__EXERCISE DESCRIPTION__
Among the entries below, find the lines with the word "network" and copy them.
^^^^^^^^
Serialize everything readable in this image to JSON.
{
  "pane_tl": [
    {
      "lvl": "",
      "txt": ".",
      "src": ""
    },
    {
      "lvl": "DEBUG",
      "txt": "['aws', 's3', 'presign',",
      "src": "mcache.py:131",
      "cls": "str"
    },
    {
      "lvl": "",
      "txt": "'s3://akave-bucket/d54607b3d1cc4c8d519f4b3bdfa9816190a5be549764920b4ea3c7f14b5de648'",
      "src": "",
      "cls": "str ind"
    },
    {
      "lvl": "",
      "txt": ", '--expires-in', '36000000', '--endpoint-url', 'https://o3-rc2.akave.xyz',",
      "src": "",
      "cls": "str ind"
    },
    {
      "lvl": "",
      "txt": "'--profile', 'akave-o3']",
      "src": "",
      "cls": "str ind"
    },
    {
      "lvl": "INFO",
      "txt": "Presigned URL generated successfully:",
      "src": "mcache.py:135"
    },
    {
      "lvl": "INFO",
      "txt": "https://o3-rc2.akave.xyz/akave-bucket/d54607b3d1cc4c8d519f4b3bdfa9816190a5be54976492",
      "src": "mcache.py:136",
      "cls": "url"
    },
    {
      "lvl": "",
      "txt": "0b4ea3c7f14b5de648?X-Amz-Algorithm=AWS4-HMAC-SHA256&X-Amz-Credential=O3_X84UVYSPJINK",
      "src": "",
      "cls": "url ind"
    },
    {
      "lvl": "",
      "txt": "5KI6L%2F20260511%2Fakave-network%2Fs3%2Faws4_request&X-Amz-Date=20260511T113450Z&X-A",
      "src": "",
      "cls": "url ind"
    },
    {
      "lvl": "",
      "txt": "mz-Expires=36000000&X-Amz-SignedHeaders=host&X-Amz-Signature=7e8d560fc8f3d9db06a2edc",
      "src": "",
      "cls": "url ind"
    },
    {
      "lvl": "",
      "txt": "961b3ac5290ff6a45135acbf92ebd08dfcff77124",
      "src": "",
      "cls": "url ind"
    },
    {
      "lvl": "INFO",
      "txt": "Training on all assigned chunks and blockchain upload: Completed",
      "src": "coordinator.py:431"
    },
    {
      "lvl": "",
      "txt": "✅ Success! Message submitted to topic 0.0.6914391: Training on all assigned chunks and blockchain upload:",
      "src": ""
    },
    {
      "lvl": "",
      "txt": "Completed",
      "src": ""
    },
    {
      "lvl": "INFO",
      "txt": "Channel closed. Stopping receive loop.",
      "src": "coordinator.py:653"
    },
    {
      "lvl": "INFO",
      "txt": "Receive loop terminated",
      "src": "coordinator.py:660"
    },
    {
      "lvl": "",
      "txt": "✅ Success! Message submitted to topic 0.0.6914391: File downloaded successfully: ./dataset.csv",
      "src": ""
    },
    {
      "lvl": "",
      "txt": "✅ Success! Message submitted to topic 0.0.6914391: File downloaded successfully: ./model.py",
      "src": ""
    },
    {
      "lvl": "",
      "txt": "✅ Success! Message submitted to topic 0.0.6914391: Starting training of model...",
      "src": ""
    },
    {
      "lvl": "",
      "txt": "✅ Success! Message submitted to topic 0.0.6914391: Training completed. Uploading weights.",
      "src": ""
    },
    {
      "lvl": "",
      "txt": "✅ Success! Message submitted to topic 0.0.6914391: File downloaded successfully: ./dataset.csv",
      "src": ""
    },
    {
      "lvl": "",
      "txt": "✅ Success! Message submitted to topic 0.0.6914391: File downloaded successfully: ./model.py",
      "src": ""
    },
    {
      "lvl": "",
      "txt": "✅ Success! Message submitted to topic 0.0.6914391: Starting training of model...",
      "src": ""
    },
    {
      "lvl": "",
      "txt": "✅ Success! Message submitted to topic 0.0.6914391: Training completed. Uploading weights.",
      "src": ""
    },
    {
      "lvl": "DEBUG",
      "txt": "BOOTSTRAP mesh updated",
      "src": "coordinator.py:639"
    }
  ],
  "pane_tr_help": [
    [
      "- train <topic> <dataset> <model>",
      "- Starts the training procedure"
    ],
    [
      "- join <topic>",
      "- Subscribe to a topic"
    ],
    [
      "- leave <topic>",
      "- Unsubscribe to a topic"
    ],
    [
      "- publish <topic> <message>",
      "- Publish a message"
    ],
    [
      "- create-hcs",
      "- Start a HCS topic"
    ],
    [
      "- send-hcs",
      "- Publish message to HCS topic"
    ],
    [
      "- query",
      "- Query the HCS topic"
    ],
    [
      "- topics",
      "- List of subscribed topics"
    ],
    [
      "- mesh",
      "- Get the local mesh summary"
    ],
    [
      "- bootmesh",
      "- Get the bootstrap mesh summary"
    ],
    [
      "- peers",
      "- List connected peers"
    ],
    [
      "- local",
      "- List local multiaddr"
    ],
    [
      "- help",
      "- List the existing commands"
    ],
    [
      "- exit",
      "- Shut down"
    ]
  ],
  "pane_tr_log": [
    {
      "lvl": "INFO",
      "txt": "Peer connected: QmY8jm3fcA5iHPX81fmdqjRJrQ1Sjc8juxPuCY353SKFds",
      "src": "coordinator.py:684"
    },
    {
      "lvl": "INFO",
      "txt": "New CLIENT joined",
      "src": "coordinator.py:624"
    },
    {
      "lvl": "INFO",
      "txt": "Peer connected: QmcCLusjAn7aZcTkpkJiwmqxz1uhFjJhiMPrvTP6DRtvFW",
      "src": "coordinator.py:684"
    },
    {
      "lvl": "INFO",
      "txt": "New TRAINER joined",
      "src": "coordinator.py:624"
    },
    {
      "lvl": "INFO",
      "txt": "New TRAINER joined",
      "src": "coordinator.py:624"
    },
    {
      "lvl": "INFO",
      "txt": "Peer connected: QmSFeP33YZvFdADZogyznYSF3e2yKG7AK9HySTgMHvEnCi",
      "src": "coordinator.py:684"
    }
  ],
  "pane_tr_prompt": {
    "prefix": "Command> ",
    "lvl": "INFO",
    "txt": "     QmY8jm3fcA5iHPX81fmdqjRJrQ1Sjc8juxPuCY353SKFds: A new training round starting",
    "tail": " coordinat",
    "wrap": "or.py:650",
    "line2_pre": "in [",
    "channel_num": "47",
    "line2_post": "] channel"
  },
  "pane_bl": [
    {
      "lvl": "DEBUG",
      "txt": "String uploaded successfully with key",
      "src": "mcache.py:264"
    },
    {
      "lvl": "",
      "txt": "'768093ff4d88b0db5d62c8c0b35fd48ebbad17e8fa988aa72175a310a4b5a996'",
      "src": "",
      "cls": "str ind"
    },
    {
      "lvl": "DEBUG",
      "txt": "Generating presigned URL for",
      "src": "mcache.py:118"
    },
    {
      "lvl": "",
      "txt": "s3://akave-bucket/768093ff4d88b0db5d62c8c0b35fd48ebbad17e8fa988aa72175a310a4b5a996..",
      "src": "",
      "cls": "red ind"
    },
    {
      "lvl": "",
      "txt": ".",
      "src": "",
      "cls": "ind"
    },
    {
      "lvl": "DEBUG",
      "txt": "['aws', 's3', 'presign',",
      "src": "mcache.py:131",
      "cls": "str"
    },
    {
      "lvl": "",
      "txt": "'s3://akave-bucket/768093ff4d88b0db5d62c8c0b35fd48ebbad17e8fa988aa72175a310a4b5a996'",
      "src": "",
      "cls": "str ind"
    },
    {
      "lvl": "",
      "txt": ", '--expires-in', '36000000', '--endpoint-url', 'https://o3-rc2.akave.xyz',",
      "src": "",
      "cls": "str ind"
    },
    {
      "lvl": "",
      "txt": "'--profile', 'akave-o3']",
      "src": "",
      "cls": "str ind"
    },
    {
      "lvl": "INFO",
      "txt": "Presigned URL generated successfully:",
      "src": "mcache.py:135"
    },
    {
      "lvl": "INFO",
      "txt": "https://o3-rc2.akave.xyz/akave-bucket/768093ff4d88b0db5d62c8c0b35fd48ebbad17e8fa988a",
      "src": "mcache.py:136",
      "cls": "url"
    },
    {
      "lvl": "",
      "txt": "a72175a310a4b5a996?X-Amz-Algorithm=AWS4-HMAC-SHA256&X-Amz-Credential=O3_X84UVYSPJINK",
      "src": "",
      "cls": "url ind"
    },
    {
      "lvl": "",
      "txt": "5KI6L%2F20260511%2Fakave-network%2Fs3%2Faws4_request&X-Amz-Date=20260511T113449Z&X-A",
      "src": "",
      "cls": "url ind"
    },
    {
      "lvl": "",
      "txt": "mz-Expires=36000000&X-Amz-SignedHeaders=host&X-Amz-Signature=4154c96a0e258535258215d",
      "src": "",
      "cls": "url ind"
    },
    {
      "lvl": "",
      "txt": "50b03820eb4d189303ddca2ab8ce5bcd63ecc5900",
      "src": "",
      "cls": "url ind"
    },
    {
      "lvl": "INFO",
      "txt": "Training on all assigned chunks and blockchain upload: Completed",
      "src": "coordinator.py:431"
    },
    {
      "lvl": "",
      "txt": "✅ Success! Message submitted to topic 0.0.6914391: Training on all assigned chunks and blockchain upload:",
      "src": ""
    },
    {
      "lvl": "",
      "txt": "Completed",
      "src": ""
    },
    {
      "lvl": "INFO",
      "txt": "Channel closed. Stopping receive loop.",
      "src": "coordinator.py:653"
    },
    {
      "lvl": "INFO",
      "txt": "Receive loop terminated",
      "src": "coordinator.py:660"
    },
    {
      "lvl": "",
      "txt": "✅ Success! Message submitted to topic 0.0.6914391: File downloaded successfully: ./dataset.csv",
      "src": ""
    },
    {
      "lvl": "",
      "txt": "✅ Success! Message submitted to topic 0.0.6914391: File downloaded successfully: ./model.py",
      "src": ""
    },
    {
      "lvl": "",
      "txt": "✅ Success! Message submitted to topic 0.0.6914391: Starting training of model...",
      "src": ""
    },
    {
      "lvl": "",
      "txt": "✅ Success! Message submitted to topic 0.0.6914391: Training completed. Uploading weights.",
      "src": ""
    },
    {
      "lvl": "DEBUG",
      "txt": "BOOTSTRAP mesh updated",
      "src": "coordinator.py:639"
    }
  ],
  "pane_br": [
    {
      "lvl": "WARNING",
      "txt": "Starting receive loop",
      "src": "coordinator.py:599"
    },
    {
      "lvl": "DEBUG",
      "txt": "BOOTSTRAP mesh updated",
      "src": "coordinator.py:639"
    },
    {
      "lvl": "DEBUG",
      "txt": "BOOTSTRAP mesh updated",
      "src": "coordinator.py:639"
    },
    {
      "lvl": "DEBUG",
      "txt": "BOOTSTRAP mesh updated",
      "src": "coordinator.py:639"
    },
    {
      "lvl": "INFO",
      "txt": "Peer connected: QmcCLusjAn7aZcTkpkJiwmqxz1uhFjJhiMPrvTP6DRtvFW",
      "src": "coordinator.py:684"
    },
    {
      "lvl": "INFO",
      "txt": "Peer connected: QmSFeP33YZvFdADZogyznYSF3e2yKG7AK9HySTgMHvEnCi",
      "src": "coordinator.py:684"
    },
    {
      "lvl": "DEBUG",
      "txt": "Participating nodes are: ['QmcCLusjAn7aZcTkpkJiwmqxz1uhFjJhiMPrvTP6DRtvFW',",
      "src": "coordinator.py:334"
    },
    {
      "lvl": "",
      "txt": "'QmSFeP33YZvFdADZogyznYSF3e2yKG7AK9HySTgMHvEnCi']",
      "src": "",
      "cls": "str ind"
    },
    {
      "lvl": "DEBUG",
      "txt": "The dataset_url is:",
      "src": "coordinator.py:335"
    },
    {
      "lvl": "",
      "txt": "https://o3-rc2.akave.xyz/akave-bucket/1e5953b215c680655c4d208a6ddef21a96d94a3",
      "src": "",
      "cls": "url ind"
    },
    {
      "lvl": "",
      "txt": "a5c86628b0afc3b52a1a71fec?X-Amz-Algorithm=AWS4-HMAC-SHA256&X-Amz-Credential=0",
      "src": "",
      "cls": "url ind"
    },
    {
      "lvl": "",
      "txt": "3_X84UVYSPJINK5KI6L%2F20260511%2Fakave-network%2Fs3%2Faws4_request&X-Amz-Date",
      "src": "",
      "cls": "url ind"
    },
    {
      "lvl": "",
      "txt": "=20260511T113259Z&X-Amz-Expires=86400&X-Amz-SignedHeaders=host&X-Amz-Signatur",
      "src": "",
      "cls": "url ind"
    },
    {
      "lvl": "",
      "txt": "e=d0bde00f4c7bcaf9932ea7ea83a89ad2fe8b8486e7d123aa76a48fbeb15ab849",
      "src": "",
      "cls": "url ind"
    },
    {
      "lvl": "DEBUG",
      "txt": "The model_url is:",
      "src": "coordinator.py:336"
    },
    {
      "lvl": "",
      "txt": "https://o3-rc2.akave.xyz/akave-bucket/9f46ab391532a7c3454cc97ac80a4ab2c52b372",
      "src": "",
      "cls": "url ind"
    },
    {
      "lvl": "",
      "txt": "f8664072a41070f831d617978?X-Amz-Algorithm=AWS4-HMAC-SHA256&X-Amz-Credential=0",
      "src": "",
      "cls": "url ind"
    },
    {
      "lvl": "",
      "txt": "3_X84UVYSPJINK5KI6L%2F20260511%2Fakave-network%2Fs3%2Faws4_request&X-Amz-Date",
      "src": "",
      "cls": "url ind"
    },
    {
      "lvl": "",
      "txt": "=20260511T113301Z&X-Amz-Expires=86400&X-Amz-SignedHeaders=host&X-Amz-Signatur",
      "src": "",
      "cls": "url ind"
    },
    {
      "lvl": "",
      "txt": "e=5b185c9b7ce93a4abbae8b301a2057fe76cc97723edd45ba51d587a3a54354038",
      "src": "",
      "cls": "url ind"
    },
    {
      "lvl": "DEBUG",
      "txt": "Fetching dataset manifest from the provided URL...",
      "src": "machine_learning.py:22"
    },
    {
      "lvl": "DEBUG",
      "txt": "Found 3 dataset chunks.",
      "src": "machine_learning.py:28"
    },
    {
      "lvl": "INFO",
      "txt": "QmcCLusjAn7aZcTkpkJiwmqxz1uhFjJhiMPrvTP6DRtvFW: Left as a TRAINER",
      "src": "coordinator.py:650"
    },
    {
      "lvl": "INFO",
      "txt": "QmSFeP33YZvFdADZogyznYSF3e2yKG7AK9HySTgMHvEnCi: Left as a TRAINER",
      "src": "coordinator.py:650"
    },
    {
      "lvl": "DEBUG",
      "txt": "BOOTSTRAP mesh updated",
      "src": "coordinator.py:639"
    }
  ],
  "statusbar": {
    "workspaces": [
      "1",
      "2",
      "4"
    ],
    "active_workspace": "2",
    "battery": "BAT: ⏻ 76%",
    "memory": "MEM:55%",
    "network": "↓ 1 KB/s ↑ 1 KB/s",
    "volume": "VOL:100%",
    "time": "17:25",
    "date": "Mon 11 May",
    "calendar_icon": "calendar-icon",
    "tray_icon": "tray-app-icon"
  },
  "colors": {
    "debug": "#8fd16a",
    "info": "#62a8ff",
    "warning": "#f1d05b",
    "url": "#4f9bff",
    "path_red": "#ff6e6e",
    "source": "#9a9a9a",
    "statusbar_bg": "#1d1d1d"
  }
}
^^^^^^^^
__RESULT OF THIS TASK__
      "txt": "5KI6L%2F20260511%2Fakave-network%2Fs3%2Faws4_request&X-Amz-Date=20260511T113450Z&X-A",
      "txt": "5KI6L%2F20260511%2Fakave-network%2Fs3%2Faws4_request&X-Amz-Date=20260511T113449Z&X-A",
      "txt": "3_X84UVYSPJINK5KI6L%2F20260511%2Fakave-network%2Fs3%2Faws4_request&X-Amz-Date",
      "txt": "3_X84UVYSPJINK5KI6L%2F20260511%2Fakave-network%2Fs3%2Faws4_request&X-Amz-Date",
    "network": "↓ 1 KB/s ↑ 1 KB/s",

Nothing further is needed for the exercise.